How To Spot High Grade Hemp Flower
Phrases like “Top Shelf”, "High End", "Premium" & "High Grade" get frequently tossed around in the hemp flower industry, probably because after years of being dealt low grade industrial hemp flower, littered with seeds and stems, we’re all desperate for something better and we finally have choices.
Juicy, fat, succulent, sugary, well-trimmed, organically grown, long-cured, pungent, sweet hemp nugs are just a few of the words we use to describe what’s on the top shelf. They’re the cream of the crop, the cultivators best selection, and therefore, the most expensive.
But with so many “Hemp Cups” and awards that are seemingly handed out to prized cultivators like candy, it’s hard to know which CBD nugs are truly top shelf. We investigate how to identify top shelf hemp by breaking down the key characteristics you can use to help identify those that make the cut.
COLOR AND TEXTURE (DENSITY)
The color and texture of hemp buds have a lot do with the strain’s phenotype and how it’s grown. The soil, amount of light or water, the use of fertilizers (whether organic or synthetic) all affect the strains traits, which results in the density, color, and shape of the finished hemp bud. Dense hemp buds generally correlate with an indica dominant strain whereas airy open buds correlate with a sativa dominant hemp strain.
Top shelf hemp buds are well-manicured, tight trimmed, often sugary and sticky from the trichomes. They should almost shimmer in the light from the trichome density. This is only a general insight, as some top shelf hemp strains can actually be less than aesthetically pleasing. Due to genetics they may lean towards darker colors like brown or greyish purple.
We have read some articles that claim all high end cannabis or hemp flower must look bright and vibrant in appearance, but unfortunately this is not always true.
Once you have been growing and smoking hemp flower for long enough, you realize you can't fully judge a book by its cover. Take away, looks are not everything. You can tell quite a bit from the trim, color and density, but there are other factors to top shelf hemp buds.

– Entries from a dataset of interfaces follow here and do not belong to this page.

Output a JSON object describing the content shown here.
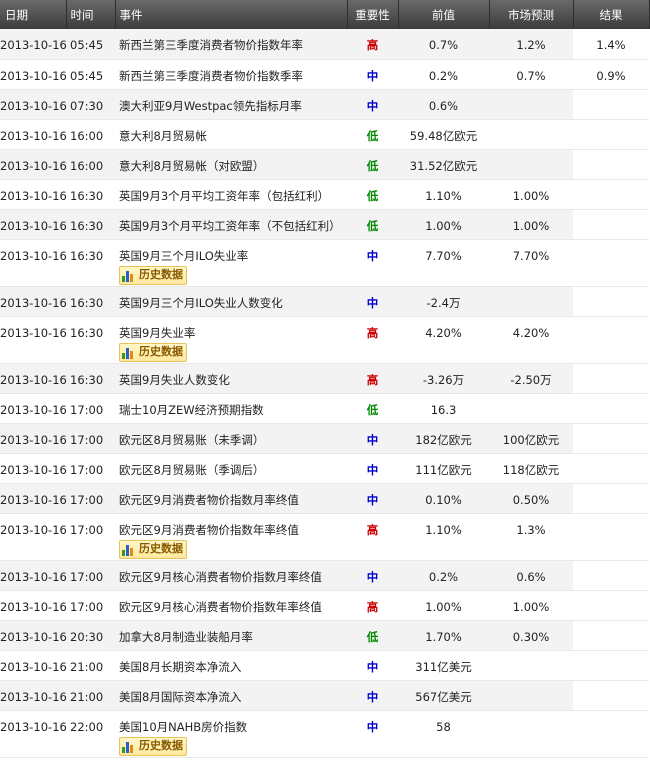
{
  "header": {
    "date": "日期",
    "time": "时间",
    "event": "事件",
    "importance": "重要性",
    "previous": "前值",
    "forecast": "市场预测",
    "actual": "结果"
  },
  "history_label": "历史数据",
  "importance_colors": {
    "high": "#cc0000",
    "medium": "#0000cc",
    "low": "#008800"
  },
  "rows": [
    {
      "date": "2013-10-16",
      "time": "05:45",
      "event": "新西兰第三季度消费者物价指数年率",
      "importance": "高",
      "level": "high",
      "previous": "0.7%",
      "forecast": "1.2%",
      "actual": "1.4%",
      "history": false
    },
    {
      "date": "2013-10-16",
      "time": "05:45",
      "event": "新西兰第三季度消费者物价指数季率",
      "importance": "中",
      "level": "medium",
      "previous": "0.2%",
      "forecast": "0.7%",
      "actual": "0.9%",
      "history": false
    },
    {
      "date": "2013-10-16",
      "time": "07:30",
      "event": "澳大利亚9月Westpac领先指标月率",
      "importance": "中",
      "level": "medium",
      "previous": "0.6%",
      "forecast": "",
      "actual": "",
      "history": false
    },
    {
      "date": "2013-10-16",
      "time": "16:00",
      "event": "意大利8月贸易帐",
      "importance": "低",
      "level": "low",
      "previous": "59.48亿欧元",
      "forecast": "",
      "actual": "",
      "history": false
    },
    {
      "date": "2013-10-16",
      "time": "16:00",
      "event": "意大利8月贸易帐（对欧盟）",
      "importance": "低",
      "level": "low",
      "previous": "31.52亿欧元",
      "forecast": "",
      "actual": "",
      "history": false
    },
    {
      "date": "2013-10-16",
      "time": "16:30",
      "event": "英国9月3个月平均工资年率（包括红利）",
      "importance": "低",
      "level": "low",
      "previous": "1.10%",
      "forecast": "1.00%",
      "actual": "",
      "history": false
    },
    {
      "date": "2013-10-16",
      "time": "16:30",
      "event": "英国9月3个月平均工资年率（不包括红利）",
      "importance": "低",
      "level": "low",
      "previous": "1.00%",
      "forecast": "1.00%",
      "actual": "",
      "history": false
    },
    {
      "date": "2013-10-16",
      "time": "16:30",
      "event": "英国9月三个月ILO失业率",
      "importance": "中",
      "level": "medium",
      "previous": "7.70%",
      "forecast": "7.70%",
      "actual": "",
      "history": true
    },
    {
      "date": "2013-10-16",
      "time": "16:30",
      "event": "英国9月三个月ILO失业人数变化",
      "importance": "中",
      "level": "medium",
      "previous": "-2.4万",
      "forecast": "",
      "actual": "",
      "history": false
    },
    {
      "date": "2013-10-16",
      "time": "16:30",
      "event": "英国9月失业率",
      "importance": "高",
      "level": "high",
      "previous": "4.20%",
      "forecast": "4.20%",
      "actual": "",
      "history": true
    },
    {
      "date": "2013-10-16",
      "time": "16:30",
      "event": "英国9月失业人数变化",
      "importance": "高",
      "level": "high",
      "previous": "-3.26万",
      "forecast": "-2.50万",
      "actual": "",
      "history": false
    },
    {
      "date": "2013-10-16",
      "time": "17:00",
      "event": "瑞士10月ZEW经济预期指数",
      "importance": "低",
      "level": "low",
      "previous": "16.3",
      "forecast": "",
      "actual": "",
      "history": false
    },
    {
      "date": "2013-10-16",
      "time": "17:00",
      "event": "欧元区8月贸易账（未季调）",
      "importance": "中",
      "level": "medium",
      "previous": "182亿欧元",
      "forecast": "100亿欧元",
      "actual": "",
      "history": false
    },
    {
      "date": "2013-10-16",
      "time": "17:00",
      "event": "欧元区8月贸易账（季调后）",
      "importance": "中",
      "level": "medium",
      "previous": "111亿欧元",
      "forecast": "118亿欧元",
      "actual": "",
      "history": false
    },
    {
      "date": "2013-10-16",
      "time": "17:00",
      "event": "欧元区9月消费者物价指数月率终值",
      "importance": "中",
      "level": "medium",
      "previous": "0.10%",
      "forecast": "0.50%",
      "actual": "",
      "history": false
    },
    {
      "date": "2013-10-16",
      "time": "17:00",
      "event": "欧元区9月消费者物价指数年率终值",
      "importance": "高",
      "level": "high",
      "previous": "1.10%",
      "forecast": "1.3%",
      "actual": "",
      "history": true
    },
    {
      "date": "2013-10-16",
      "time": "17:00",
      "event": "欧元区9月核心消费者物价指数月率终值",
      "importance": "中",
      "level": "medium",
      "previous": "0.2%",
      "forecast": "0.6%",
      "actual": "",
      "history": false
    },
    {
      "date": "2013-10-16",
      "time": "17:00",
      "event": "欧元区9月核心消费者物价指数年率终值",
      "importance": "高",
      "level": "high",
      "previous": "1.00%",
      "forecast": "1.00%",
      "actual": "",
      "history": false
    },
    {
      "date": "2013-10-16",
      "time": "20:30",
      "event": "加拿大8月制造业装船月率",
      "importance": "低",
      "level": "low",
      "previous": "1.70%",
      "forecast": "0.30%",
      "actual": "",
      "history": false
    },
    {
      "date": "2013-10-16",
      "time": "21:00",
      "event": "美国8月长期资本净流入",
      "importance": "中",
      "level": "medium",
      "previous": "311亿美元",
      "forecast": "",
      "actual": "",
      "history": false
    },
    {
      "date": "2013-10-16",
      "time": "21:00",
      "event": "美国8月国际资本净流入",
      "importance": "中",
      "level": "medium",
      "previous": "567亿美元",
      "forecast": "",
      "actual": "",
      "history": false
    },
    {
      "date": "2013-10-16",
      "time": "22:00",
      "event": "美国10月NAHB房价指数",
      "importance": "中",
      "level": "medium",
      "previous": "58",
      "forecast": "",
      "actual": "",
      "history": true
    }
  ]
}
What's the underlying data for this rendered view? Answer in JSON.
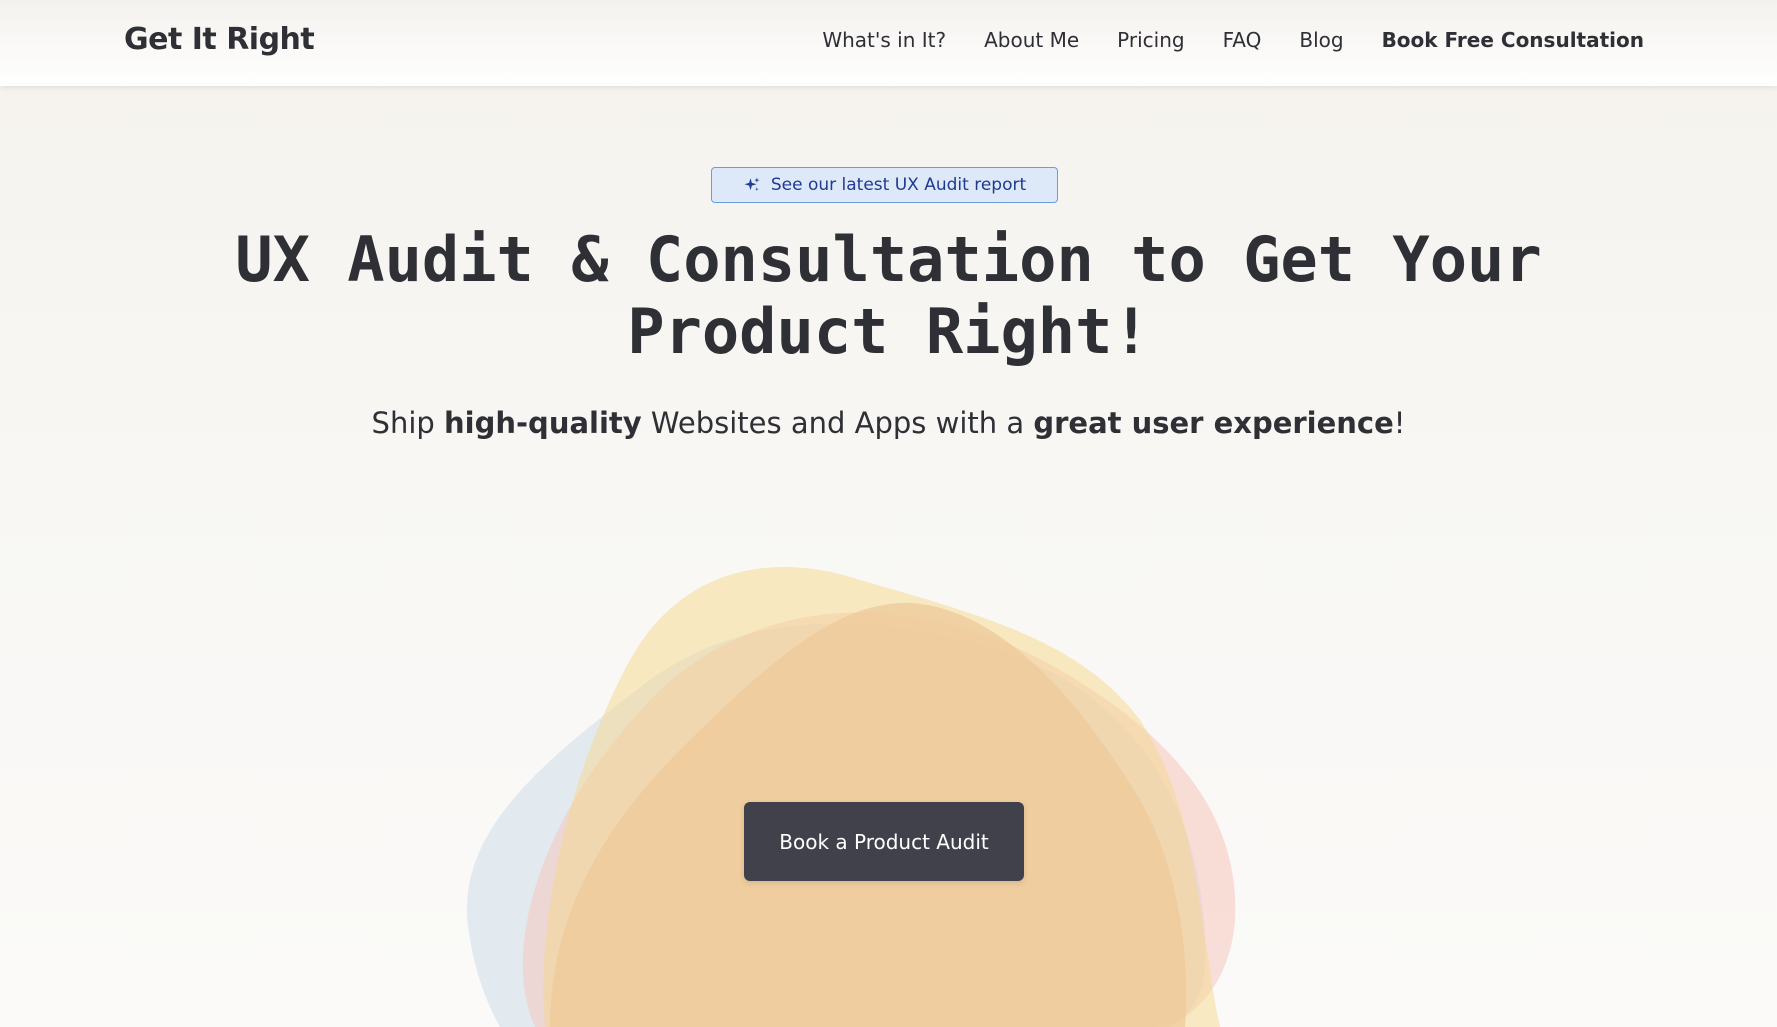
{
  "header": {
    "logo": "Get It Right",
    "nav": [
      {
        "label": "What's in It?"
      },
      {
        "label": "About Me"
      },
      {
        "label": "Pricing"
      },
      {
        "label": "FAQ"
      },
      {
        "label": "Blog"
      },
      {
        "label": "Book Free Consultation"
      }
    ]
  },
  "hero": {
    "badge": {
      "label": "See our latest UX Audit report",
      "icon": "sparkle-icon"
    },
    "headline_line1": "UX Audit & Consultation to Get Your",
    "headline_line2": "Product Right!",
    "subline": {
      "part1": "Ship ",
      "bold1": "high-quality",
      "part2": " Websites and Apps with a ",
      "bold2": "great user experience",
      "part3": "!"
    },
    "cta_label": "Book a Product Audit"
  },
  "colors": {
    "text": "#2f2f36",
    "cta_background": "#41414b",
    "badge_border": "#6a9ce0",
    "badge_background": "#dde9f9",
    "badge_text": "#1f3a8f",
    "blob_yellow": "#f5d88c",
    "blob_orange": "#eec99a",
    "blob_pink": "#f6c6be",
    "blob_blue": "#d9e4ee"
  }
}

Similar to wine, each strain is unique in its own terpene profile. There are two factors that affect the nose of a strain: genetics and curing. Genetics is just that, the buds genetic makeup, whereas curing is a process that takes place after harvest. Within the genetics factor, it’s important to take into account that there are over 200 terpenoid compounds have been identified in the hemp plant. This is what results in the aroma, flavor and therapeutic effects you get after smoking. Eight of these compounds are most frequently found in common hemp strains.
Curing is the second and arguably most important final stage in cultivating hemp flower because if a strain is improperly cured, all the energy and resources that went into growing the plant won’t be fully recognized if the buds don’t reflect the phenotype traits. For example, hemp buds can take on the smell of hay due to a build-up of chlorophyll if they’re not burped (opening the jars to let out the CO2 during curing). If too much moisture is present, the buds can mold, or take on a rotten smell. Even the length of curing can influence the finish. At Dreamland Organics our minimum cure time is 6 weeks, but prefer to cure for 3 months. Top shelf hemp flower should reflect the terpene profile and phenotype of the strain and it should not smell like hay.
Without getting too deep into discussing the chemical makeup of the hemp plant, it’s important to know the basic chemistry so you can understand why you feel a certain way after you smoke a certain hemp strain. Coined by Israeli organic chemist and leading cannabis expert, Dr. Raphael Mechoulam, “The Entourage Effect” is the combination of over eighty-five different cannabinoids reacting with your cannabinoid receptors after you consume the buds. There are six primary cannabinoids that are most common where THC and CBD are the major cannabinoids that make up 8-20% and 1-4% of the overall potency, respectively. The other four minor cannabinoids, CBN, CBC, CBG, and THCV make up less than 1% of the overall potency.
CBD potency, which is non psychoactive, is like THC’s counter, resulting in a calming, therapeutic feeling. Top shelf hemp buds should give you the effect that is described and is advertised, but everyone is different so there may be subtle differences in feeling. High Grade Hemp should be potent, so if you’re a "one-hitter-quitter," then you should proceed with caution. The effects should be felt immediately and you shouldn’t have to smoke much to feel its power. Low quality hemp may not give you the full “entourage effect,” although these chemicals are clearly at work. This is because it may be extremely low in some of the cannabinoids & terpenes previously described. Therefore, in order to achieve a desired effect, you may have to smoke more of the low quality hemp, than you would top shelf CBD flower, given the lower level cannabinoids and potency.
In summary, top shelf hemp should be therapeutic and potent, colorful and vivid, tasteful and terpene rich, and it should reflect the phenotype of the hemp strain by fully embodying its traits.